Another peer said:
“[Women] are always sexual objects, talking about their appearance or their skin color, not about their relationships. And many times if they are talking about relationships, they portray women as gold diggers and shallow.”
However, the same peer did clarify that “not all songs are like that, some sing about sacha pyaar (true love) and khushi (happiness).”
A third respondent noted that older Punjabi music “used to speak of women… in mostly a loving manner.”
Everyone also seemed to agree that female singers’ lyrics is either neutral or positive towards men. They went on to say that negative lyrics and music videos do have the potential to increase harassment and assault towards women.
So, why is it more of a trend to disrespect women in popular songs even though we have come so far in women’s rights? This may seem trivial to some, but this type of music can have a long-lasting effect on its listeners. This unrealistic portrayal and generalization of women is unhealthy, and can reinforce a culture of demonizing and disrespecting women. It’s pathetic because many men either blame women or use Bollywood and popular music industries as an excuse for their behavior.
However, I do not say, don’t listen to this music. The songs are catchy and even I’m guilty of listening to them. Instead, I’m saying be wary of what you’re listening to, and be aware that these lyrics are misogynistic and send negative messages about desi women.
We live in the world where rape is normalized, and the last thing we need is pop culture glorifying men who insult women for their personal choices, objectify their bodies, or depict them negatively.
On this note, it’s best to give credit to Indian comedy troupe AIB and actor Irrfan Khan for their new, viral video that, believe it or not, stands against misogynist lyrics, “Every Bollywood Party Song.”

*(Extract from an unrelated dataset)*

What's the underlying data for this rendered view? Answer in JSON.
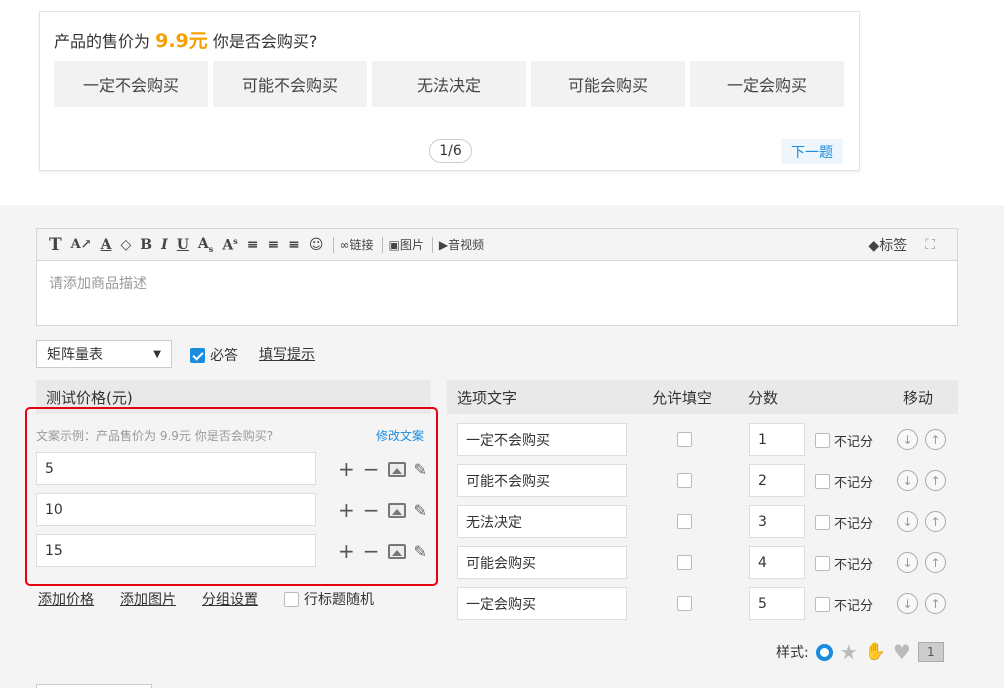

Ravleen Kaur is a student at The Ohio State University studying public affairs and public health. Her hobbies include drinking over-sweetened coffee and dancing to bhangra music in public spaces. She is planning to run away from her home state in the Deep South and eventually work in the public health field.